▶ **Directions for this task**:
Note each line in the data holding the string "folder" and report it.

▶ **Extracted material**:
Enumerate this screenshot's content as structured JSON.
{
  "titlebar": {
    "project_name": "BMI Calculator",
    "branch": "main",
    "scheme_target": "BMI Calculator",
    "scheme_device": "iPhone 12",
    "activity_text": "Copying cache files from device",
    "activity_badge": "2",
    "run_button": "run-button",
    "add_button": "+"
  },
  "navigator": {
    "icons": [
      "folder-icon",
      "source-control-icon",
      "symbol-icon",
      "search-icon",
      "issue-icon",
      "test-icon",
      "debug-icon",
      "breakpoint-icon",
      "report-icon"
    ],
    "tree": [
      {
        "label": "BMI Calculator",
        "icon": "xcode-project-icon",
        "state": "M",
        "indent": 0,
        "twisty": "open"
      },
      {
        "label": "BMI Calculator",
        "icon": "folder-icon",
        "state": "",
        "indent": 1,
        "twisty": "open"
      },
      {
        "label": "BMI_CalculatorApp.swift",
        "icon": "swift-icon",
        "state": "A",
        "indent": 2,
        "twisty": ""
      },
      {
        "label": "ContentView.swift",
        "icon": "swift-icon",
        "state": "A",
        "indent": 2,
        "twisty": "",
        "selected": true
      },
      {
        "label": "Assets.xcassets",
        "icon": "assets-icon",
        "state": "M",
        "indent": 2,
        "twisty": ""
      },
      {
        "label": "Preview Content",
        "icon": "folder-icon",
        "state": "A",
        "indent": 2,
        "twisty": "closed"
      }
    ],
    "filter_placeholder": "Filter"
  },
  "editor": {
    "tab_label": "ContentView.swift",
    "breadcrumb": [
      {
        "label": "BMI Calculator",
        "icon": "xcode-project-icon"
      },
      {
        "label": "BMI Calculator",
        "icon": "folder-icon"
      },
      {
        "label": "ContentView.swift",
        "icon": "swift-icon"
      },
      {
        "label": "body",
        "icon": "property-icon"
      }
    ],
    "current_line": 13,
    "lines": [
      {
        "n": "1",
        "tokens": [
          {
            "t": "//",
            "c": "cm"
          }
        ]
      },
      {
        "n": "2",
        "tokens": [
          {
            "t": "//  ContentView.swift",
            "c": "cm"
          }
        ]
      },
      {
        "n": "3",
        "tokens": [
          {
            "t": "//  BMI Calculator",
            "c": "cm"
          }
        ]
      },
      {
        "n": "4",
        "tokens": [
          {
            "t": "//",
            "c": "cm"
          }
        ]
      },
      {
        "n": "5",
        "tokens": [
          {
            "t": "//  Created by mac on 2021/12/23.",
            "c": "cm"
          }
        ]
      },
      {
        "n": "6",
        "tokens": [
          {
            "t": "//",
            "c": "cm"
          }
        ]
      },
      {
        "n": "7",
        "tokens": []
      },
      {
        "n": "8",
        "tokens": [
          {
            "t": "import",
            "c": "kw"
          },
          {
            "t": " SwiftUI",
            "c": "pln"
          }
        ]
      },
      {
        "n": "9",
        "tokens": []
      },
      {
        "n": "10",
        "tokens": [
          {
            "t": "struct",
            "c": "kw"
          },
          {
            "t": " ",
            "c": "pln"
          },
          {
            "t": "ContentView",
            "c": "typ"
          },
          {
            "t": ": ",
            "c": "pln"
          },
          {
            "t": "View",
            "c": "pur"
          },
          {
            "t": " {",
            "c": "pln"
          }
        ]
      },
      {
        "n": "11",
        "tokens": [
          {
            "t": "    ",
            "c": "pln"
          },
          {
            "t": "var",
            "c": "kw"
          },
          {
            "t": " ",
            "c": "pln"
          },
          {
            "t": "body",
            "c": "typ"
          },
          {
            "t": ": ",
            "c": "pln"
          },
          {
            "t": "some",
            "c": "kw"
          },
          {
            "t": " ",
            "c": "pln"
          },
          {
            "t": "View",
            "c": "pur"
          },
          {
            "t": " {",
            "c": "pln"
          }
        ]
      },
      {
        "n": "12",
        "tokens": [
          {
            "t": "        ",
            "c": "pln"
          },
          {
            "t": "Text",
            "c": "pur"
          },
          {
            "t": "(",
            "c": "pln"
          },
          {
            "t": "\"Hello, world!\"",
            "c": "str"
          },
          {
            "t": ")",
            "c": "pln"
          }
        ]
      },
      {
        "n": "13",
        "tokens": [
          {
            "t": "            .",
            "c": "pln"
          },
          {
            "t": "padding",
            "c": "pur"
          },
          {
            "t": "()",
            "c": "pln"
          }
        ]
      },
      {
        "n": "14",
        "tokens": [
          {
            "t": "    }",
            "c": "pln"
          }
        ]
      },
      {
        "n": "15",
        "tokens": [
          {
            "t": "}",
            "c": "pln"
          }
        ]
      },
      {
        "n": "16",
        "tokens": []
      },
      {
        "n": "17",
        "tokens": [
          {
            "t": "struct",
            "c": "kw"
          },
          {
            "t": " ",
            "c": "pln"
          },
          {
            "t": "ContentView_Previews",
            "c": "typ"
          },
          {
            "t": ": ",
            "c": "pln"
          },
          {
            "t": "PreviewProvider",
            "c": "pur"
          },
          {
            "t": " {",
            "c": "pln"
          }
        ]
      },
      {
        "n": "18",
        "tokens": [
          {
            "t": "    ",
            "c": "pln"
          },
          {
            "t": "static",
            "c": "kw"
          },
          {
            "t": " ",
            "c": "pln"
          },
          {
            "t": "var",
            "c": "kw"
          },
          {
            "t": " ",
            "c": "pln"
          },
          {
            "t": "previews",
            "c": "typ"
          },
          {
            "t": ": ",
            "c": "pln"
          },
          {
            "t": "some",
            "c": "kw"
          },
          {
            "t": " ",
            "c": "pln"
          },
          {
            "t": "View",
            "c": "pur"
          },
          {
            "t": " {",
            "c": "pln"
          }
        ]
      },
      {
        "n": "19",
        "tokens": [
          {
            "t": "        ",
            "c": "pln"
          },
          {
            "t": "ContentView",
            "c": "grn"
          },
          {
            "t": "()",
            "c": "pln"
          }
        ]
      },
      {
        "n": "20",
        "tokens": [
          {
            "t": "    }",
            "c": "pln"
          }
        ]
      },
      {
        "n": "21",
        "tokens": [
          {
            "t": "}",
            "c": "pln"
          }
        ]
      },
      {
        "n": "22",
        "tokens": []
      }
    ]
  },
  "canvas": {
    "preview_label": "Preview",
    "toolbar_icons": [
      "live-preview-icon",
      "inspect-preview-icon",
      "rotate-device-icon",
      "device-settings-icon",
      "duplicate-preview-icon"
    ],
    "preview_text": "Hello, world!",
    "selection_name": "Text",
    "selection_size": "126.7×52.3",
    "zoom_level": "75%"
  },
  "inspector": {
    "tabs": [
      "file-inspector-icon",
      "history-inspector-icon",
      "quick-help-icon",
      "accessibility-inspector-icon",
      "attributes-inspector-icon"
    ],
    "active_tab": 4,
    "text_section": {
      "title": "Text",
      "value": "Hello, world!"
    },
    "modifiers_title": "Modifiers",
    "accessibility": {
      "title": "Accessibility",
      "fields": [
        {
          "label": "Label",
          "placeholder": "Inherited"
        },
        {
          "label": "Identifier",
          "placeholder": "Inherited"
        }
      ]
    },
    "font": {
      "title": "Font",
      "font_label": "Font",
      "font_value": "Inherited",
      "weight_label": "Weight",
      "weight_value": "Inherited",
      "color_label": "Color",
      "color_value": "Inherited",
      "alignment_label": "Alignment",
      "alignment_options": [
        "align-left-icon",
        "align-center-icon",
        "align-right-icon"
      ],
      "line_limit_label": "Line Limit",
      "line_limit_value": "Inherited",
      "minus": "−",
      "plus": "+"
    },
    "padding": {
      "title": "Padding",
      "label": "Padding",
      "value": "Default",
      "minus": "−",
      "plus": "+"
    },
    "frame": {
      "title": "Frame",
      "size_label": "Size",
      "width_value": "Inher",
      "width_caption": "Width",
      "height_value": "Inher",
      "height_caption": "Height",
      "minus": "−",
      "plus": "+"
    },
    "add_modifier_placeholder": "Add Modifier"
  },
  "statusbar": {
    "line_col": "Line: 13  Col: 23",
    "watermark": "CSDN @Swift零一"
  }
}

▶ **Task solution**:
      "folder-icon",
        "icon": "folder-icon",
        "icon": "folder-icon",
        "icon": "folder-icon"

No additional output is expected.